Picture yourself enjoying the beach in a foreign country. You’re relaxed. So you order a margarita -- only to have the bartender come back and say your credit card has been declined because your card provider didn’t know you’d be traveling abroad. Nothing kills a buzz like spending a half hour on the phone attempting to prove your identity, so you have good reason to be interested in the general release Thursday of new software that aims to redefine how mobile users access their information.
The analytics firm MicroStrategy Inc. has released to corporate America a new application called Usher that, assuming it’s successful, could replace online passwords, digital key censors and even driver’s licenses. There’s a lot to the app -- available free for Android and iOS devices -- but it’s easiest to think of it as sounding the death knell for security queries such as “What’s your mother’s maiden name?” or “What are the last four digits of your Social Security number?” It’s comparatively simple for a hacker to discover the answers to those questions, and even find out your password, risks Usher is trying to manage.
If your bank has a deal with MicroStrategy centered on Usher, you can accurately and quickly prove your identity over the phone. Instead of going through the usual security queries -- “How much was your last deposit?” -- you will be sent a randomized four-digit security code through your mobile device. You then provide that code to the customer-service agent, who verifies your identity by entering a code, designed to expire after a predetermined time limit, into his or her own Usher program.
Banks aren’t Usher’s only potential clients. MicroStrategy is advertising the app as a full-scale solution to corporate security. It hopes to see a time when Usher will be the primary method of identity verification.
Along with the security aspects of the app, Usher enables Bluetooth peer discovery, which allows users to unlock their personal computers without typing in passwords when their mobile devices connect to PCs via Bluetooth, enter locked offices or drive into a gated parking garages. MicroStrategy President Jonathan Klein indicated he expects users to verify their identities to authorize wire transfers or quickly pass through security lines after proving they are who they say they are via the four-digit code.
“We think we have a password killer,” Klein said. “We’ve all kind of hated them for a while, but it’s reached a fever pitch because no one has come out with a solution to replace them.”
MicroStrategy is just the latest in a wave of companies attempting to make Internet security more, well, secure. In many cases, firms are trying to attract customers by doing the work for them: The less you have to think about your password, the better. For example, Dashlane Inc. is a password-management outfit that promises to scramble and encrypt customer passwords, sending alerts if and when a breach appears to have taken place.
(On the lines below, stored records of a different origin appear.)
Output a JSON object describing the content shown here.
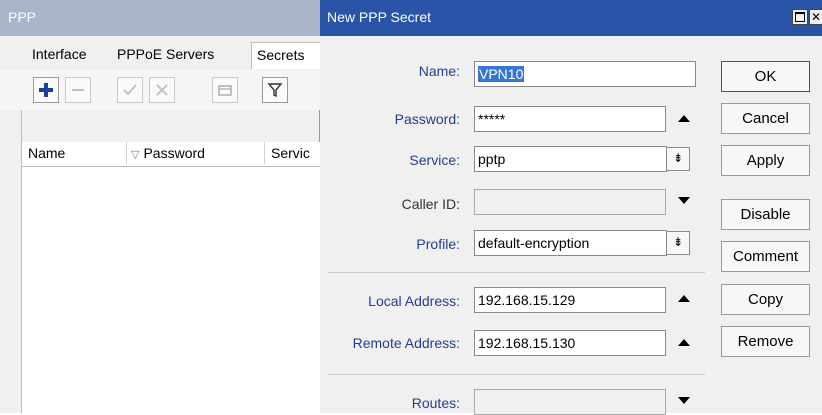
{
  "ppp_window": {
    "title": "PPP",
    "tabs": [
      "Interface",
      "PPPoE Servers",
      "Secrets"
    ],
    "active_tab": "Secrets",
    "table_columns": [
      "Name",
      "Password",
      "Servic"
    ]
  },
  "dialog": {
    "title": "New PPP Secret",
    "fields": {
      "name": {
        "label": "Name:",
        "value": "VPN10"
      },
      "password": {
        "label": "Password:",
        "value": "*****"
      },
      "service": {
        "label": "Service:",
        "value": "pptp"
      },
      "caller_id": {
        "label": "Caller ID:",
        "value": ""
      },
      "profile": {
        "label": "Profile:",
        "value": "default-encryption"
      },
      "local_address": {
        "label": "Local Address:",
        "value": "192.168.15.129"
      },
      "remote_address": {
        "label": "Remote Address:",
        "value": "192.168.15.130"
      },
      "routes": {
        "label": "Routes:",
        "value": ""
      }
    },
    "buttons": {
      "ok": "OK",
      "cancel": "Cancel",
      "apply": "Apply",
      "disable": "Disable",
      "comment": "Comment",
      "copy": "Copy",
      "remove": "Remove"
    }
  },
  "colors": {
    "dialog_titlebar": "#2a54a8",
    "ppp_titlebar": "#a9b5c9",
    "label_blue": "#1f3f8f",
    "selection": "#3478d4"
  },
  "icons": [
    "plus-icon",
    "minus-icon",
    "check-icon",
    "cross-icon",
    "note-icon",
    "filter-icon",
    "sort-icon",
    "maximize-icon",
    "close-icon"
  ]
}
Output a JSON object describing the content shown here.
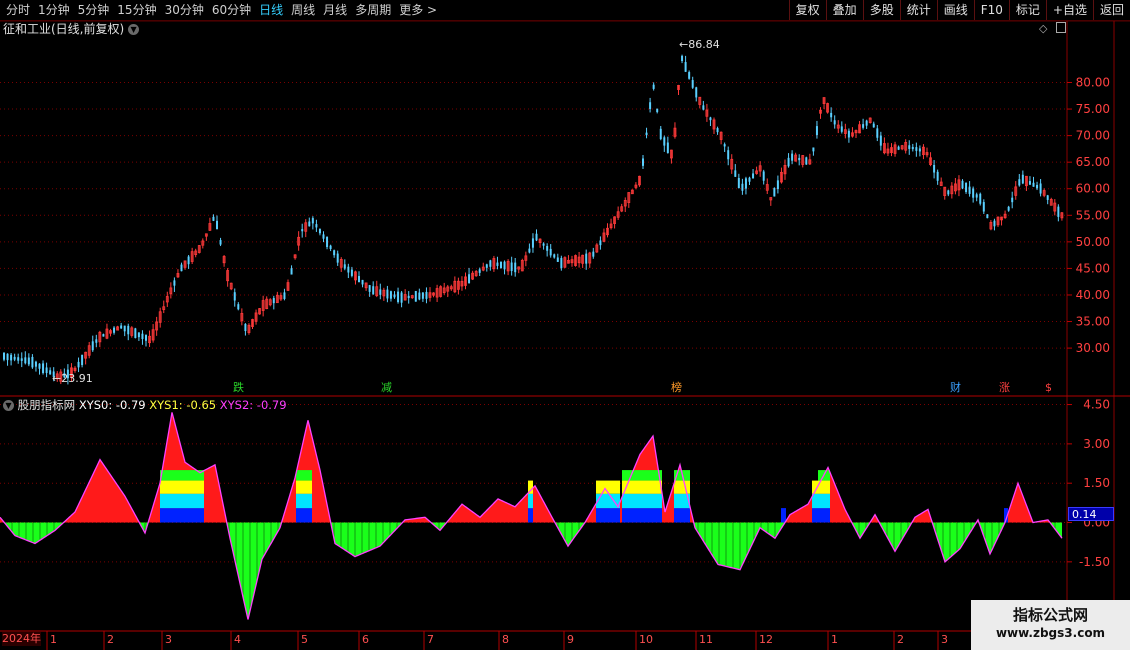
{
  "toolbar": {
    "left": [
      "分时",
      "1分钟",
      "5分钟",
      "15分钟",
      "30分钟",
      "60分钟",
      "日线",
      "周线",
      "月线",
      "多周期",
      "更多 >"
    ],
    "active_period": "日线",
    "right": [
      "复权",
      "叠加",
      "多股",
      "统计",
      "画线",
      "F10",
      "标记",
      "+自选",
      "返回"
    ]
  },
  "main_chart": {
    "title": "征和工业(日线,前复权)",
    "price_axis": [
      "80.00",
      "75.00",
      "70.00",
      "65.00",
      "60.00",
      "55.00",
      "50.00",
      "45.00",
      "40.00",
      "35.00",
      "30.00"
    ],
    "price_range": [
      25.5,
      88
    ],
    "high_label": "86.84",
    "low_label": "23.91",
    "event_markers": [
      {
        "text": "跌",
        "color": "#2ad62a"
      },
      {
        "text": "减",
        "color": "#2ad62a"
      },
      {
        "text": "榜",
        "color": "#ff9a2a"
      },
      {
        "text": "财",
        "color": "#3aa0ff"
      },
      {
        "text": "涨",
        "color": "#ff4040"
      },
      {
        "text": "$",
        "color": "#ff4040"
      }
    ],
    "colors": {
      "up": "#ff3a3a",
      "down": "#5ad0ff",
      "grid": "#7a0000"
    }
  },
  "indicator": {
    "name": "股朋指标网",
    "items": [
      {
        "label": "XYS0: -0.79",
        "color": "#ffffff"
      },
      {
        "label": "XYS1: -0.65",
        "color": "#ffff40"
      },
      {
        "label": "XYS2: -0.79",
        "color": "#ff40ff"
      }
    ],
    "axis": [
      "4.50",
      "3.00",
      "1.50",
      "0.00",
      "-1.50"
    ],
    "axis_values": [
      4.5,
      3.0,
      1.5,
      0.0,
      -1.5
    ],
    "range": [
      -4.1,
      4.75
    ],
    "current_value": "0.14",
    "colors": {
      "positive": "#ff1a1a",
      "negative": "#1aff1a",
      "yellow": "#ffff00",
      "cyan": "#00e6ff",
      "blue": "#0022ff",
      "line": "#ff40ff"
    }
  },
  "time_axis": {
    "year": "2024年",
    "months": [
      "1",
      "2",
      "3",
      "4",
      "5",
      "6",
      "7",
      "8",
      "9",
      "10",
      "11",
      "12",
      "1",
      "2",
      "3"
    ]
  },
  "watermark": {
    "line1": "指标公式网",
    "line2": "www.zbgs3.com"
  }
}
From Facebook Inc. and Google Inc. to the Bank of America Corp. and JPMorgan Chase & Co., corporate giants on the Web are also enabling two-factor authentication. The method simply forces a user to verify identity not with one but with two mechanisms, such as first entering a password and then responding to an email asking whether he or she intends to log in to a site. Based on the number of hacks that have taken place, though, it’s clear that many corporate executives Chase, the Sony Pictures Entertainment unit of the Sony Corp. and elsewhere still have a lot to learn.
Along with its expiring four-digit code, Usher software encompasses facial recognition and quick-response-code authentication.
MicroStrategy is fishing for corporate clients that could deploy Usher on mass scales. The military contractor Northrup Grumman Corp. is already signed up, while Georgetown University students have used a beta version of the app to take attendance. A pilot program is also under way for city employees in Jacksonville, Florida. In addition, the Saudi Arabian foreign-affairs ministry is an early adopter.
Corporate pricing for as many as 10,000 users is as much as $10 per user per month.
A ‘Holistic Approach’
Usher’s release to the general public comes after three years of development and more than $100 million in investment, Klein said.
There’s also a program, Usher Analytics, for administrators that lets them access a bunch of data about when people log into the corporate network or walk through the office doors. Klein said Usher Analytics, meant to detect security anomalies and identify where money is being wasted, was developed only with the knowledge MicroStrategy gained after its data-analysis software was used by companies such as Facebook, Lowe’s Cos. Inc. and the Starbucks Corp.
“There are unquestionably companies who are using factors of this, but no one has taken this holistic platform approach,” Klein said. “We’re not so naive to think this is foolproof, but the real differentiator is the analytics to detect if someone is trying to break in somewhere.”
The Usher release coincides with a surge of interest in fingerprints, facial recognition and behavioral analysis as means of identification. Roman V. Yampolskiy, director of the Cyber-Security Lab at the University of Louisville, predicted biometrics and multifactor authentication will soon replace passwords as high-profile hacks get more serious and the general public’s trust in technology continues to rise.
“The thing about behavioral biometrics is you don’t have to do anything, you just go about your day,” Yampolskiy said. “There’s a huge need to authenticate people online, and it’s very difficult for someone to steal your biometric password.”